Precipitation to date this month: Rain: 6.7”
What’s up on the farm?
Well, here we are in April and I'm pretty sure that I am not going to get the February and March newsletters done. Not sure how that happened, just suddenly, here it April! I'm fairly certain that every year since we moved to the farm (now 8 years ago) that the month of March has gotten shorter, to the extent that I'm convinced this year we skipped it altogether!
So a little review of what we've been up to here since that long ago last newsletter…
Much transplant sowing has happened in the sunroom (our plant nursery). To date the following plants have been started on the heat mats, germinated and moved to the sunny southern windows and some have even graduated out to the high tunnels: onions, leeks, shallots, edible flowers, herbs, garden huckleberries, ground cherries, broccoli, cabbage, peppers, eggplant, basil, tomatoes, head lettuce, cucumbers, okra, summer squash & zucchini. Whew!
In the high tunnels, all the beds have been prepped for spring crops and in the big tunnel, the sown crops are all up and growing, including: radishes, chard, arugula, salad mix, spinach, choi & snow peas. The smaller tunnel is currently serving as the "hardening off" house and is awaiting warmer weather for the first planting of tomatoes, peppers and eggplant.

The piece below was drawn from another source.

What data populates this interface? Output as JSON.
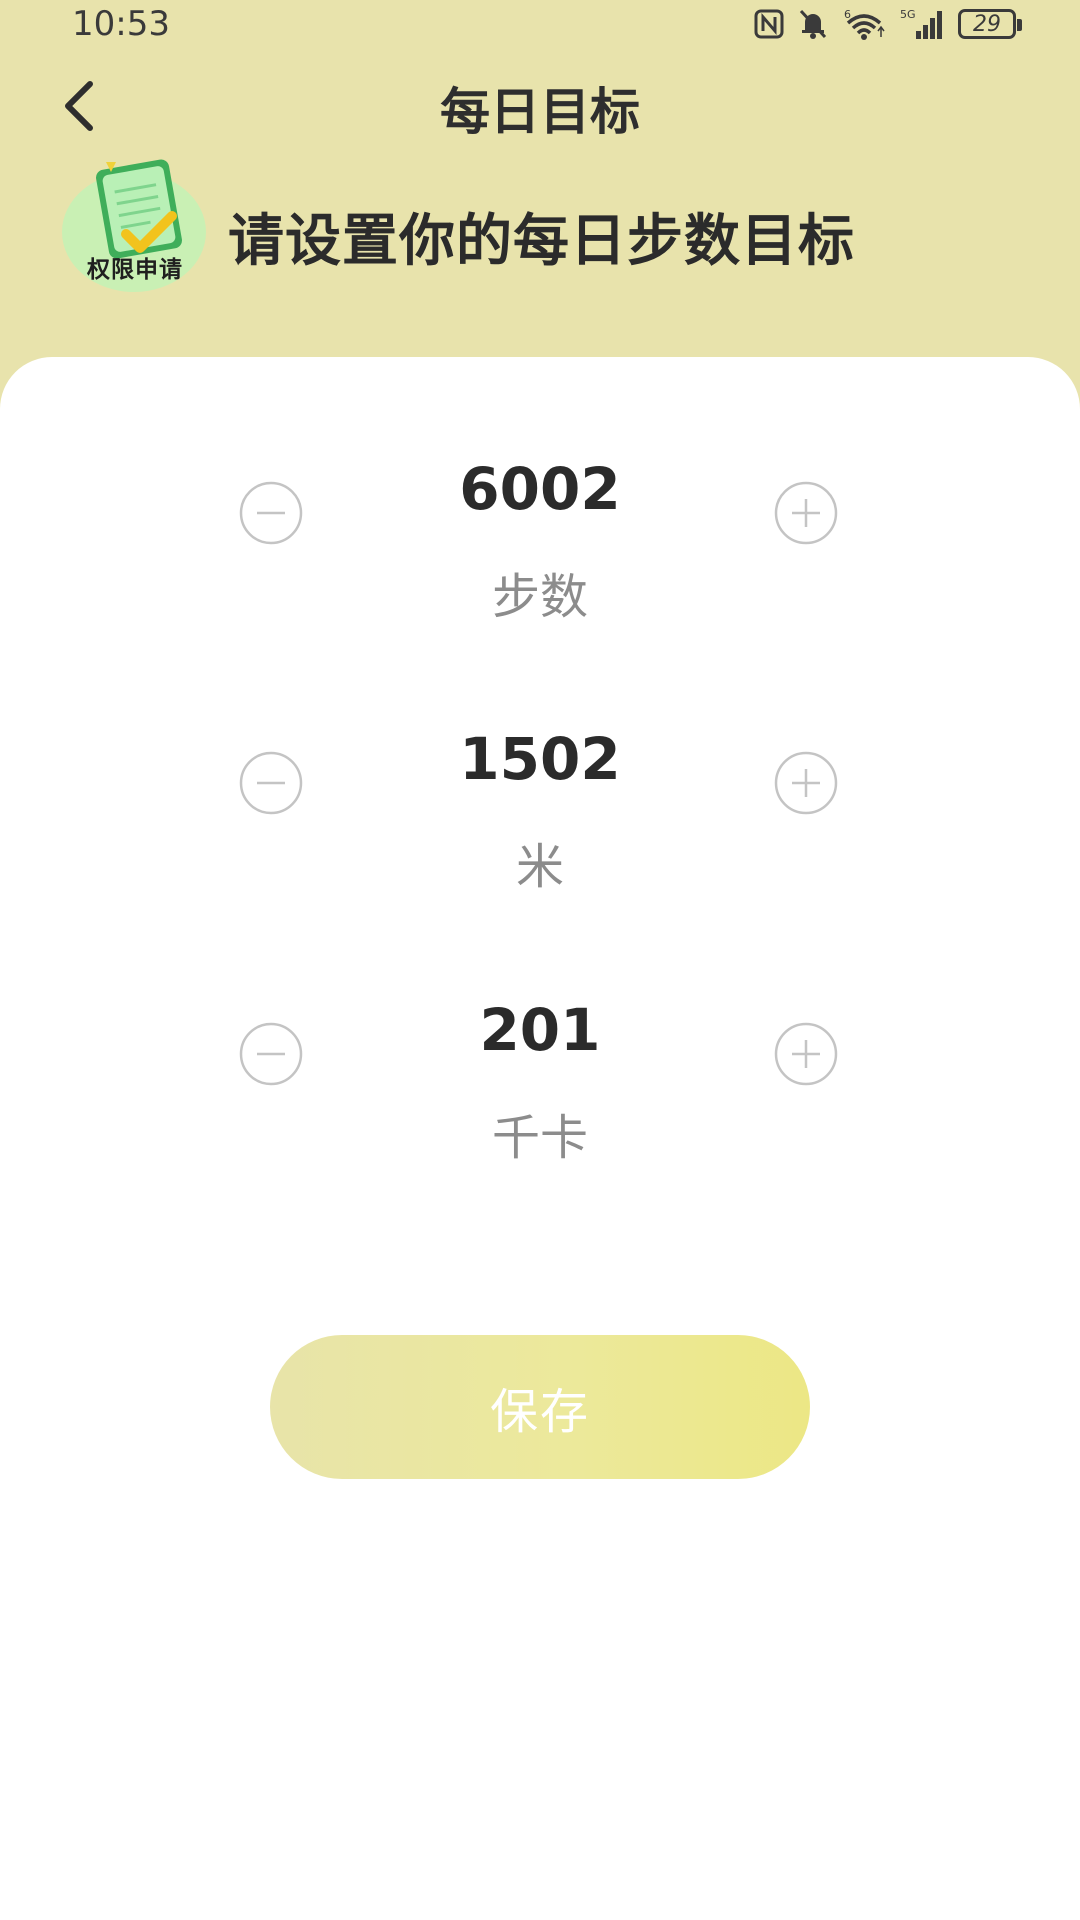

We were able to get a fair amount of bed prep (composting and tilling) done before the rains started this week. And before that we even got the earliest field crops sown, including: kale, kohlrabi, spinach, turnips, peas, carrots, beets, mustard greens, radishes and the first field sowing of salad mix. In a normal year, we would have already planted potatoes and transplanted all the onion/leek/shallot crops, but the extra cool temps have slowed us down there.
In addition to garden work, we've also continued with our woodcutting chores from the winter. Jill has continued to do lots of fiber/yarn work and Sean continues his work with PFI (Practical Farmers of Iowa) in Ames. Spring chores have included trimming the orchards, burning the asparagus field and ordering lots of supplies for the upcoming season.
The hens have been appreciating the recent rains, for though they aren't big fans of mud, they do love the current profusion of earthworms in the pasture. We acquired about 50 younger birds about a month ago to help our older hens with egg production and suddenly we were flush with 10-12 dozen eggs a day. They add up fast at that rate!
The "new girls aren't our only addition to the farm this spring. At the beginning of March, Jill's grandfather moved in with us, so there are now three generations of Beebouts living on the farm. That is a high concentration of ice cream eaters all in one place, but we seem to be making out just fine.
The bees haven't made too much of an appearance this spring. The cool, windy conditions aren't prime bee weather, but on the milder days, the buzzing between the pollinating trees and the hives is pretty much nonstop. The weather has delayed delivery of our new bees, coming from California. They were supposed to arrive last week, but we hope to see them sometime in the next week or so.
2013 CSA Season
We are full for the 2013 CSA season. We have received most of the member deposits and just a reminder that any remaining balances are due by May 1st. Thanks to those of you who sent in your payments early.
We anticipate the first delivery of the 2013 season to be the first week of June, weather-depending.
That’s about it this month, if you have any questions or comments be sure to let us know.
Best from the farm,
Jill & Sean (and Blue & Luci)